▶ [What to produce]
Where the word "Energy" occurs in a line of the listing below, copy that line.

▶ [Excerpted data]
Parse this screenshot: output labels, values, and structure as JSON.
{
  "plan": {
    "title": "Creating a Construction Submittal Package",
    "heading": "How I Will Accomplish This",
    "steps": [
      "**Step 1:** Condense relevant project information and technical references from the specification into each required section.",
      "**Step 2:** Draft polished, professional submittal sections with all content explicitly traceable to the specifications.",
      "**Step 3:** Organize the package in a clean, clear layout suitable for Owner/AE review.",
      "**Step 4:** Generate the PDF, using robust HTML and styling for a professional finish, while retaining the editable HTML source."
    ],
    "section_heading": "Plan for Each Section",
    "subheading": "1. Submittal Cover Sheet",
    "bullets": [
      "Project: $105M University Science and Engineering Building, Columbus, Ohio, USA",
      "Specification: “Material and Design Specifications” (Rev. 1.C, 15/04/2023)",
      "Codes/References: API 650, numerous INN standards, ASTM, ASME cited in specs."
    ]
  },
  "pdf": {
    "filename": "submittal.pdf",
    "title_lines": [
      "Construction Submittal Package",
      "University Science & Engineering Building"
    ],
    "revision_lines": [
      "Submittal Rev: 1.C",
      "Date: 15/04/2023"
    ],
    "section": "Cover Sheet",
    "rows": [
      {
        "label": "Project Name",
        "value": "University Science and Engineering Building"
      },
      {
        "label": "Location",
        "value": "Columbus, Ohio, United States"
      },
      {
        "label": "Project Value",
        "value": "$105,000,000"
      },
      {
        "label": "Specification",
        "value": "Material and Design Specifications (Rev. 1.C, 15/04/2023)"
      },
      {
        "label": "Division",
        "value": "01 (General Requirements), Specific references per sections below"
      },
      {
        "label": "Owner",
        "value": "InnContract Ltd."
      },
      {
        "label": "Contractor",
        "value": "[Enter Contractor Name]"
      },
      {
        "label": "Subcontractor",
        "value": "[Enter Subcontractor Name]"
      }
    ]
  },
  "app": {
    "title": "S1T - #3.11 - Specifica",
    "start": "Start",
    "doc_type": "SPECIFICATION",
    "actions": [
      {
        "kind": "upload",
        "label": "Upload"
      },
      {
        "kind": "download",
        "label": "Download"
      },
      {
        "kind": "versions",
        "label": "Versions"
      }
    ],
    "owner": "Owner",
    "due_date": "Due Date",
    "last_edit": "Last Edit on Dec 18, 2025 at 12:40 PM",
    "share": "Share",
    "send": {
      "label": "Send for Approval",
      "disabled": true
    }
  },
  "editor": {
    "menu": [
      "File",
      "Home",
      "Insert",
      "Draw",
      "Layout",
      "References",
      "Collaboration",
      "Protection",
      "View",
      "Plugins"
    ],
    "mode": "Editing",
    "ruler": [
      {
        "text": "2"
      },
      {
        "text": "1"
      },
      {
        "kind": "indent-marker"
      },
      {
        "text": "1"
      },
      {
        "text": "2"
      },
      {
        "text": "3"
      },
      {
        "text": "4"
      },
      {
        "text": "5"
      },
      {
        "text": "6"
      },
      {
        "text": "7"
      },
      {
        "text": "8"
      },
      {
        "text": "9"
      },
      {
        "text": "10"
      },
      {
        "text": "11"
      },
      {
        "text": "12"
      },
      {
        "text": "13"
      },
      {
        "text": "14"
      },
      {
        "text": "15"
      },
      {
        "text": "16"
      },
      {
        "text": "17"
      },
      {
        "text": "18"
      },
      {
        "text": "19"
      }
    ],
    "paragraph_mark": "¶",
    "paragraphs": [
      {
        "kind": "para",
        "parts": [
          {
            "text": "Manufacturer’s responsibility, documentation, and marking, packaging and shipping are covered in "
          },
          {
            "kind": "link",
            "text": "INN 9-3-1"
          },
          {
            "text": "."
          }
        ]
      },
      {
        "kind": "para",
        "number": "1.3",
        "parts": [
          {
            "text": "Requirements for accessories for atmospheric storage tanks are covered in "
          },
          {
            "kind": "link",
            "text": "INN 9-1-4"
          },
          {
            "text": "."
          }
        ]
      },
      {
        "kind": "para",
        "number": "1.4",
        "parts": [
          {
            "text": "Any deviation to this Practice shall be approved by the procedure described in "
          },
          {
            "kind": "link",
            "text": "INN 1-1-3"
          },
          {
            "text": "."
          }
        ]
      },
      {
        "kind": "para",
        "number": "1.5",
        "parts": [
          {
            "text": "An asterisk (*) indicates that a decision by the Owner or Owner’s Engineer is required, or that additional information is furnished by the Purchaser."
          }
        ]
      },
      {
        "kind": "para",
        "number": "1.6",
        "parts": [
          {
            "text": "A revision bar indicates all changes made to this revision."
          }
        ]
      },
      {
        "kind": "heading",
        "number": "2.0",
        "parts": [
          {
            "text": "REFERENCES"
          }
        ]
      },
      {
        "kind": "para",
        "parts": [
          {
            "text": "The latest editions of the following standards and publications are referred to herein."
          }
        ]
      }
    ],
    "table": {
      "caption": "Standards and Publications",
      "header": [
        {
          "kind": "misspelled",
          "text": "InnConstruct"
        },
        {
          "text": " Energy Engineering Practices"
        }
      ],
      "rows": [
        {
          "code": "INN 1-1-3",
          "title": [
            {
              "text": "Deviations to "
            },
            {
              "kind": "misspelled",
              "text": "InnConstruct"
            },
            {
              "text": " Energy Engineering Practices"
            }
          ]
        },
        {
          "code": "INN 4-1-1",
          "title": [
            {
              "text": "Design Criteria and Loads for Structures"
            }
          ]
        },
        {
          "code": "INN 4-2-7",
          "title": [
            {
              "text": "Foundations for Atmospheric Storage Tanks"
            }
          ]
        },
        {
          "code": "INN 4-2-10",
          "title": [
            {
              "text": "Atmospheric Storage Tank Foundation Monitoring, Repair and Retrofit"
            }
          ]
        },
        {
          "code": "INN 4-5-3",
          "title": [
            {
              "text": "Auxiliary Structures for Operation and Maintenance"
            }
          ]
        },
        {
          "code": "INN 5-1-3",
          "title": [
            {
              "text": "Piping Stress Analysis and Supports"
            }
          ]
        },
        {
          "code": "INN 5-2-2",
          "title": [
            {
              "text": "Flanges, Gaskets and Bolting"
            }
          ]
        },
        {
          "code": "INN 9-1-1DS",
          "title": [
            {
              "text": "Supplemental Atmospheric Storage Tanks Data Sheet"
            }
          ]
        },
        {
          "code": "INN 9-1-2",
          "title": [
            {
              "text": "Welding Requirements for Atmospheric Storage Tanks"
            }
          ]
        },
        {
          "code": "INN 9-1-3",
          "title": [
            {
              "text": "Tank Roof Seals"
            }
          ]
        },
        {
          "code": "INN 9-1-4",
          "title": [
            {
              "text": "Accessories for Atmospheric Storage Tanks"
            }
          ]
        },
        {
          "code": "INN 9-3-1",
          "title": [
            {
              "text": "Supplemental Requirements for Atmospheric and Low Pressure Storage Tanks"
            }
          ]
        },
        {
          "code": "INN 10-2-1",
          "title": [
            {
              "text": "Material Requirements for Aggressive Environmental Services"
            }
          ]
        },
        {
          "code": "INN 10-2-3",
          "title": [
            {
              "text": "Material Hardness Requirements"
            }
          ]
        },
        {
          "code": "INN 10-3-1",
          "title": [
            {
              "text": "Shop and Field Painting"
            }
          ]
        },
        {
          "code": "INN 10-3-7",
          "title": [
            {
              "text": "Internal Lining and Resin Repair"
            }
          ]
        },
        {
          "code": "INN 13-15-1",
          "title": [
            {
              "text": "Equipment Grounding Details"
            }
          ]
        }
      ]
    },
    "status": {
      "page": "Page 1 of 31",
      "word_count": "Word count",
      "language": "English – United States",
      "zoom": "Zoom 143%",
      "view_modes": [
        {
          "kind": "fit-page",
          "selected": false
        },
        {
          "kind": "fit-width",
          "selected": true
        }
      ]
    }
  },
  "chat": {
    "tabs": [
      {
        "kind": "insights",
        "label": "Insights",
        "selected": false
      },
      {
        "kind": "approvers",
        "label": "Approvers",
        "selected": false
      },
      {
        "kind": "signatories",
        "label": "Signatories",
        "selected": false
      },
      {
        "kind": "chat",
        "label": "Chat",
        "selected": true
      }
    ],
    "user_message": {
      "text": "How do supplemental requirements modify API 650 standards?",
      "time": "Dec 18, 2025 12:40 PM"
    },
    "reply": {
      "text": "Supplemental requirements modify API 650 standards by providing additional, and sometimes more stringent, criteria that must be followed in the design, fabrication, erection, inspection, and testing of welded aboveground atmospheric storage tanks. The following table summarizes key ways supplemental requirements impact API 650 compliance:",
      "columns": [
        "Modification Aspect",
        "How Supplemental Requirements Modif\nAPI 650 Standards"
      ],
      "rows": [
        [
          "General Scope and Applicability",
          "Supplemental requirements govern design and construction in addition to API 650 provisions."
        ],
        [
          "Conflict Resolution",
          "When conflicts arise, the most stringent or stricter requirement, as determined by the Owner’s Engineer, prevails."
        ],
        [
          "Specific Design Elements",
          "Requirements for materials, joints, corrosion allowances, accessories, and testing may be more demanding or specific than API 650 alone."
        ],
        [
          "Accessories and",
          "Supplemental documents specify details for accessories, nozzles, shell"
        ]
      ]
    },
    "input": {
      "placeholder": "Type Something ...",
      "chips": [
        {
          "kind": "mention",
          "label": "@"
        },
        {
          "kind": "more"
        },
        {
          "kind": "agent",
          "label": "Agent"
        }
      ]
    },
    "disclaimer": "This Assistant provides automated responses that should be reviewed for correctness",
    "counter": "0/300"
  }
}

▶ [Answer space]
          "text": " Energy Engineering Practices"
              "text": " Energy Engineering Practices"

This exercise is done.